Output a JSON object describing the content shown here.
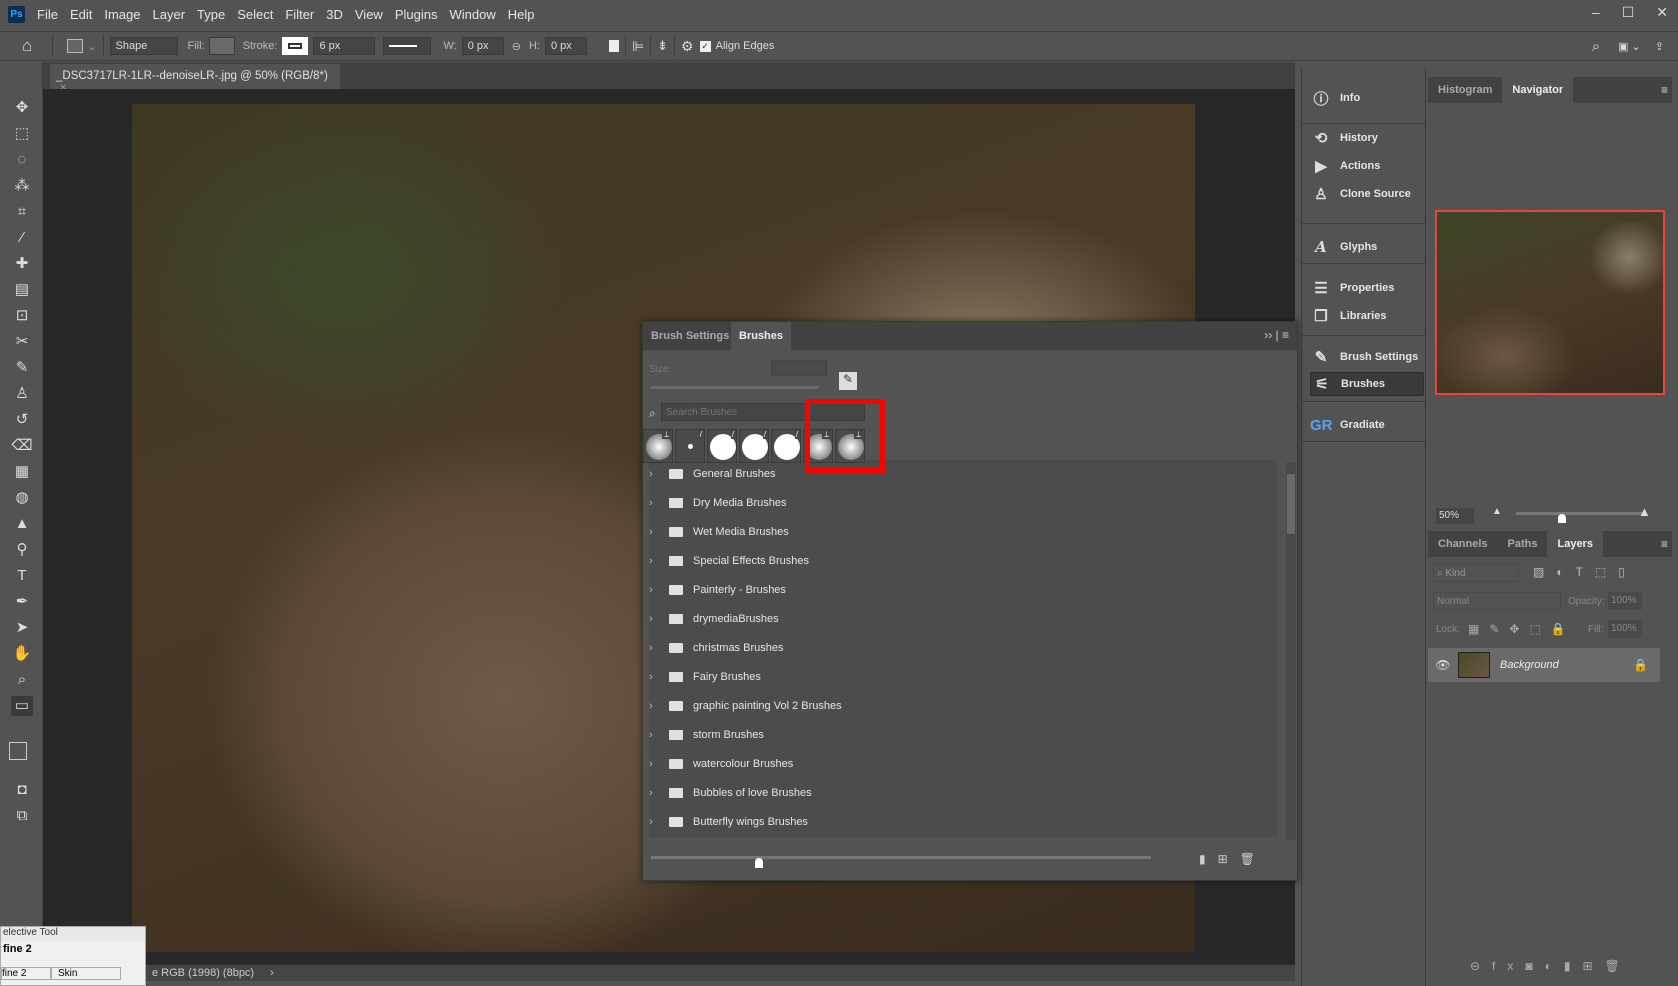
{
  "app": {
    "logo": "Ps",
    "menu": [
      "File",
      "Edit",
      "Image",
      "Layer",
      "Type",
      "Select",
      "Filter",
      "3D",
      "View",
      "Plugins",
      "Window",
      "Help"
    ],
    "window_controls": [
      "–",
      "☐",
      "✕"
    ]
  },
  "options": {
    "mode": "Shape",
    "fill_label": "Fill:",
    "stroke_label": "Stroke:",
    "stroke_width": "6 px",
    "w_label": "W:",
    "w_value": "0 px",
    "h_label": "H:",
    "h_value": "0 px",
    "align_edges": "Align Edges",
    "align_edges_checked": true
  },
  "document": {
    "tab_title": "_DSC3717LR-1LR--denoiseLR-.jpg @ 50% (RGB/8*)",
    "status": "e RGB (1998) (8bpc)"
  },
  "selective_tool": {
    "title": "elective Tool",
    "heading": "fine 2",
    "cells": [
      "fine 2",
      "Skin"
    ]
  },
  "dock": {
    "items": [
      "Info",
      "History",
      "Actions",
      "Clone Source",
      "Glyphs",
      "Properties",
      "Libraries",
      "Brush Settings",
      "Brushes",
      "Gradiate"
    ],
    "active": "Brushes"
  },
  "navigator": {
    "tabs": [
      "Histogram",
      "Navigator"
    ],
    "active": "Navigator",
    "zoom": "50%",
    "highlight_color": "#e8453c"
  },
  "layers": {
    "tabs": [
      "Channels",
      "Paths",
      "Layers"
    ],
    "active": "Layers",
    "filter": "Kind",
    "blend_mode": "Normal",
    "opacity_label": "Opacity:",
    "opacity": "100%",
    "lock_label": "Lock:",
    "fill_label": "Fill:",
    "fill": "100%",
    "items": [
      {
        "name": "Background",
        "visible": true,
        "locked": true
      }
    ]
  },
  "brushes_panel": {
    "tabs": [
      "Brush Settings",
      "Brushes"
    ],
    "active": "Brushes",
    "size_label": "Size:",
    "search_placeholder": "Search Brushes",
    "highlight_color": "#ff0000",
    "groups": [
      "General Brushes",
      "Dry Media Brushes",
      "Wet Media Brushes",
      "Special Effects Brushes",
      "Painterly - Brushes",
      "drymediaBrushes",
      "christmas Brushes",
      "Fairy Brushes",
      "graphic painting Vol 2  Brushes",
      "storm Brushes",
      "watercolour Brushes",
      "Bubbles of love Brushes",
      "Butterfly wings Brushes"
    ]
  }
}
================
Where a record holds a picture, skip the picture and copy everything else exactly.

Output a JSON object describing the content shown here.
{
  "app": {
    "logo": "Ps",
    "menu": [
      "File",
      "Edit",
      "Image",
      "Layer",
      "Type",
      "Select",
      "Filter",
      "3D",
      "View",
      "Plugins",
      "Window",
      "Help"
    ],
    "window_controls": [
      "–",
      "☐",
      "✕"
    ]
  },
  "options": {
    "mode": "Shape",
    "fill_label": "Fill:",
    "stroke_label": "Stroke:",
    "stroke_width": "6 px",
    "w_label": "W:",
    "w_value": "0 px",
    "h_label": "H:",
    "h_value": "0 px",
    "align_edges": "Align Edges",
    "align_edges_checked": true
  },
  "document": {
    "tab_title": "_DSC3717LR-1LR--denoiseLR-.jpg @ 50% (RGB/8*)",
    "status": "e RGB (1998) (8bpc)"
  },
  "selective_tool": {
    "title": "elective Tool",
    "heading": "fine 2",
    "cells": [
      "fine 2",
      "Skin"
    ]
  },
  "dock": {
    "items": [
      "Info",
      "History",
      "Actions",
      "Clone Source",
      "Glyphs",
      "Properties",
      "Libraries",
      "Brush Settings",
      "Brushes",
      "Gradiate"
    ],
    "active": "Brushes"
  },
  "navigator": {
    "tabs": [
      "Histogram",
      "Navigator"
    ],
    "active": "Navigator",
    "zoom": "50%",
    "highlight_color": "#e8453c"
  },
  "layers": {
    "tabs": [
      "Channels",
      "Paths",
      "Layers"
    ],
    "active": "Layers",
    "filter": "Kind",
    "blend_mode": "Normal",
    "opacity_label": "Opacity:",
    "opacity": "100%",
    "lock_label": "Lock:",
    "fill_label": "Fill:",
    "fill": "100%",
    "items": [
      {
        "name": "Background",
        "visible": true,
        "locked": true
      }
    ]
  },
  "brushes_panel": {
    "tabs": [
      "Brush Settings",
      "Brushes"
    ],
    "active": "Brushes",
    "size_label": "Size:",
    "search_placeholder": "Search Brushes",
    "highlight_color": "#ff0000",
    "groups": [
      "General Brushes",
      "Dry Media Brushes",
      "Wet Media Brushes",
      "Special Effects Brushes",
      "Painterly - Brushes",
      "drymediaBrushes",
      "christmas Brushes",
      "Fairy Brushes",
      "graphic painting Vol 2  Brushes",
      "storm Brushes",
      "watercolour Brushes",
      "Bubbles of love Brushes",
      "Butterfly wings Brushes"
    ]
  }
}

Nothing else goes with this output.